You can immediately see a benefit of the relation by trying to Insert a new item; the possible department IDs appear in a drop-down selector:
More options can be made available if your installation has the phpMyAdmin configuration storage deployed. In short, this is a special set of tables that contain metadata about various configuration elements. For example, we would like to see the department name in the drop-down selector, when we insert or edit an item. Thus, the metadata called
display column is offered in the phpMyAdmin configuration storage, to hold which column best describes each row. Details about installing the configuration storage appear in
Documentation.html. The remaining segments of this task assume that the configuration storage has been installed.
With this in place, you can open the department table in Structure page, click Relation view, and pick the column to display, which is description:
After clicking on Save, you can now open the item table in Insert mode and see the difference, shown as follows:
If too many rows were present in the referenced table, an icon would be offered instead of a drop-down. This icon would open a distinct panel to select among the values, with pagination and search capabilities.
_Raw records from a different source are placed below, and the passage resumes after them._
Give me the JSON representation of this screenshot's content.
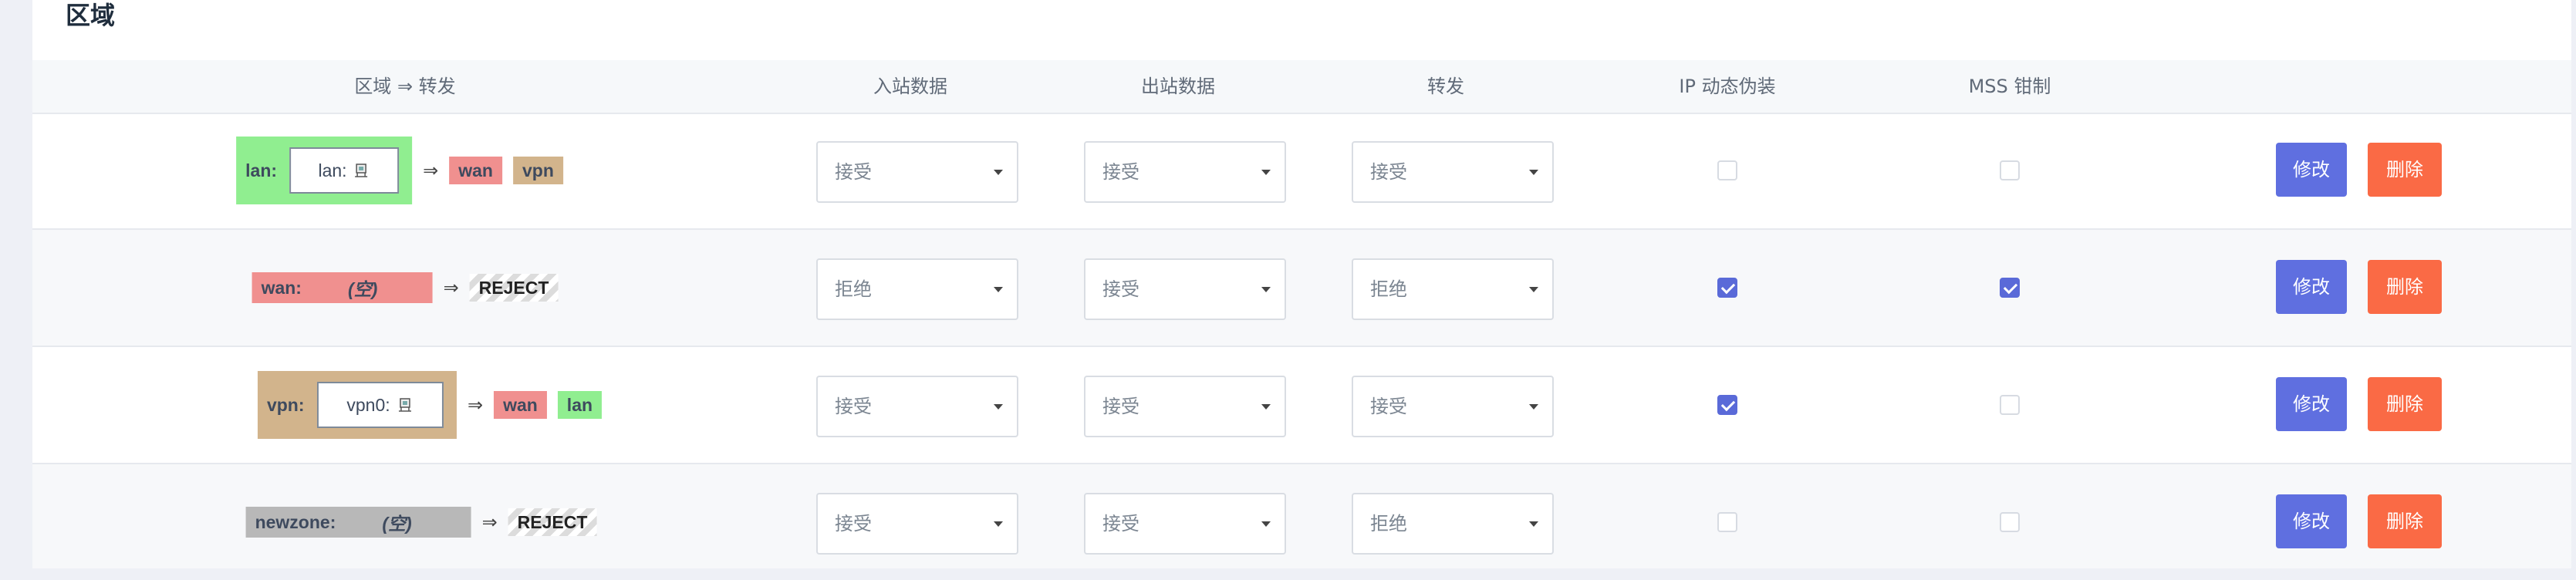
{
  "section": {
    "title": "区域"
  },
  "header": {
    "zone_forward": "区域 ⇒ 转发",
    "input": "入站数据",
    "output": "出站数据",
    "forward": "转发",
    "masq": "IP 动态伪装",
    "mss": "MSS 钳制"
  },
  "colors": {
    "lan": "#90ee90",
    "wan": "#f0908f",
    "vpn": "#d2b48c",
    "newzone": "#b8b8b8",
    "edit_button": "#5f6fe0",
    "delete_button": "#fa6a45",
    "checkbox_checked": "#5a6ad8"
  },
  "arrow": "⇒",
  "rows": [
    {
      "zone_label": "lan:",
      "interface": "lan:",
      "interface_icon": "network-port-icon",
      "forwards": [
        "wan",
        "vpn"
      ],
      "input": "接受",
      "output": "接受",
      "forward": "接受",
      "masq": false,
      "mss": false,
      "edit": "修改",
      "delete": "删除"
    },
    {
      "zone_label": "wan:",
      "empty": "(空)",
      "forwards_reject": "REJECT",
      "input": "拒绝",
      "output": "接受",
      "forward": "拒绝",
      "masq": true,
      "mss": true,
      "edit": "修改",
      "delete": "删除"
    },
    {
      "zone_label": "vpn:",
      "interface": "vpn0:",
      "interface_icon": "network-port-icon",
      "forwards": [
        "wan",
        "lan"
      ],
      "input": "接受",
      "output": "接受",
      "forward": "接受",
      "masq": true,
      "mss": false,
      "edit": "修改",
      "delete": "删除"
    },
    {
      "zone_label": "newzone:",
      "empty": "(空)",
      "forwards_reject": "REJECT",
      "input": "接受",
      "output": "接受",
      "forward": "拒绝",
      "masq": false,
      "mss": false,
      "edit": "修改",
      "delete": "删除"
    }
  ]
}
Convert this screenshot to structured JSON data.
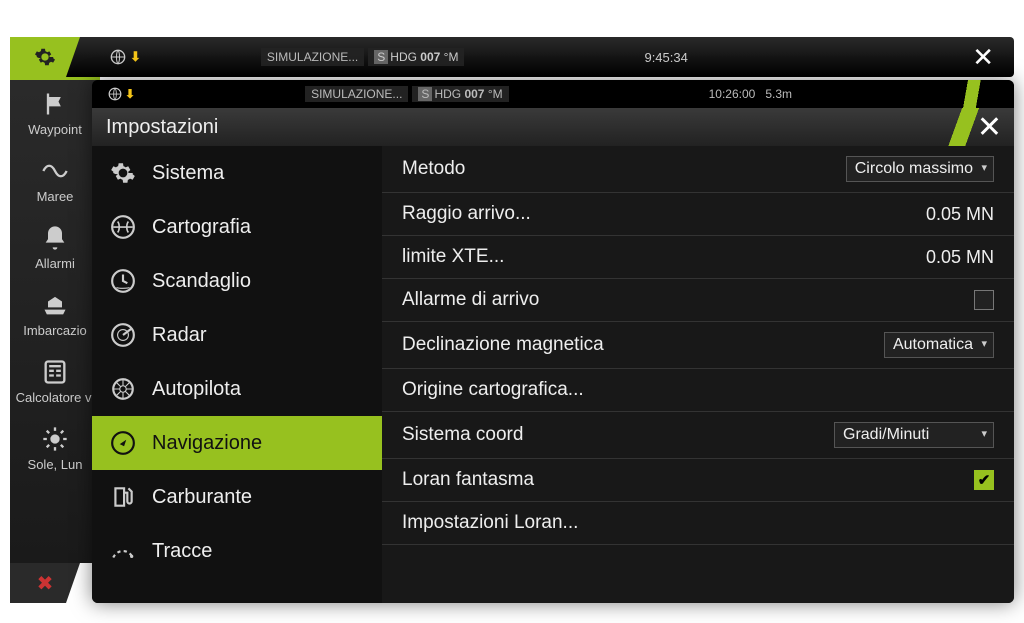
{
  "backbar": {
    "sim": "SIMULAZIONE...",
    "hdg_prefix": "S",
    "hdg_label": "HDG",
    "hdg_value": "007",
    "hdg_unit": "°M",
    "time": "9:45:34"
  },
  "outer": {
    "items": [
      {
        "label": "Waypoint"
      },
      {
        "label": "Maree"
      },
      {
        "label": "Allarmi"
      },
      {
        "label": "Imbarcazio"
      },
      {
        "label": "Calcolatore vi"
      },
      {
        "label": "Sole, Lun"
      }
    ]
  },
  "panel": {
    "topbar": {
      "sim": "SIMULAZIONE...",
      "hdg_prefix": "S",
      "hdg_label": "HDG",
      "hdg_value": "007",
      "hdg_unit": "°M",
      "time": "10:26:00",
      "depth": "5.3m"
    },
    "title": "Impostazioni",
    "categories": [
      {
        "label": "Sistema"
      },
      {
        "label": "Cartografia"
      },
      {
        "label": "Scandaglio"
      },
      {
        "label": "Radar"
      },
      {
        "label": "Autopilota"
      },
      {
        "label": "Navigazione",
        "active": true
      },
      {
        "label": "Carburante"
      },
      {
        "label": "Tracce"
      }
    ],
    "rows": {
      "metodo_label": "Metodo",
      "metodo_value": "Circolo massimo",
      "raggio_label": "Raggio arrivo...",
      "raggio_value": "0.05 MN",
      "xte_label": "limite XTE...",
      "xte_value": "0.05 MN",
      "allarme_label": "Allarme di arrivo",
      "declinazione_label": "Declinazione magnetica",
      "declinazione_value": "Automatica",
      "origine_label": "Origine cartografica...",
      "coord_label": "Sistema coord",
      "coord_value": "Gradi/Minuti",
      "loran_label": "Loran fantasma",
      "loranimp_label": "Impostazioni Loran..."
    }
  }
}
Another handy feature made available by the configuration storage is the Designer. In this panel, available from the database menu, you can define the relations graphically, move the tables around on the workspace, and save their coordinates in order to produce a PDF schema of the relations. The following is an image of the Designer's workspace:
If you need help with phpMyAdmin, here are some people and places which will prove invaluable.
Manual and documentation: http://phpmyadmin.net/documentation (this contains the documentation for the latest development version;
Documentation.htmlis the current documentation for your version and is included in the downloaded kit)
Wiki: http://wiki.phpmyadmin.net contains information for both the users of phpMyAdmin and its developers
Blog: http://planet.phpmyadmin.net aggregates the blogs of some phpMyAdmin developers
Source code: phpMyAdmin is always offered in source code, but you'll find more information about the repositories at http://www.phpmyadmin.net/home_page/improve.php
Learning SQL using phpMyAdmin http://www.php-editors.com/articles/sql_phpmyadmin.php
Doing more with phpMyAdmin (parts 1 and 2): http://www.devshed.com/c/a/PHP/Doing-More-With-phpMyAdmin-Part-1, http://www.devshed.com/c/a/PHP/Doing-More-with-phpMyAdmin-Part-2
Support home page: http://www.phpmyadmin.net/home_page/support.php
Official mailing list: for users: https://lists.sourceforge.net/lists/listinfo/phpmyadmin-users;
for developers of phpMyAdmin: https://lists.sourceforge.net/lists/listinfo/phpmyadmin-devel
Official IRC channel: #phpmyadmin on irc.freenode.net
Microblogging: http://identi.ca/phpmyadmin, the project's official microblogging site
Ohloh: The page http://www.ohloh.net/p/phpmyadmin tracks phpMyAdmin's progress in terms of the source code changes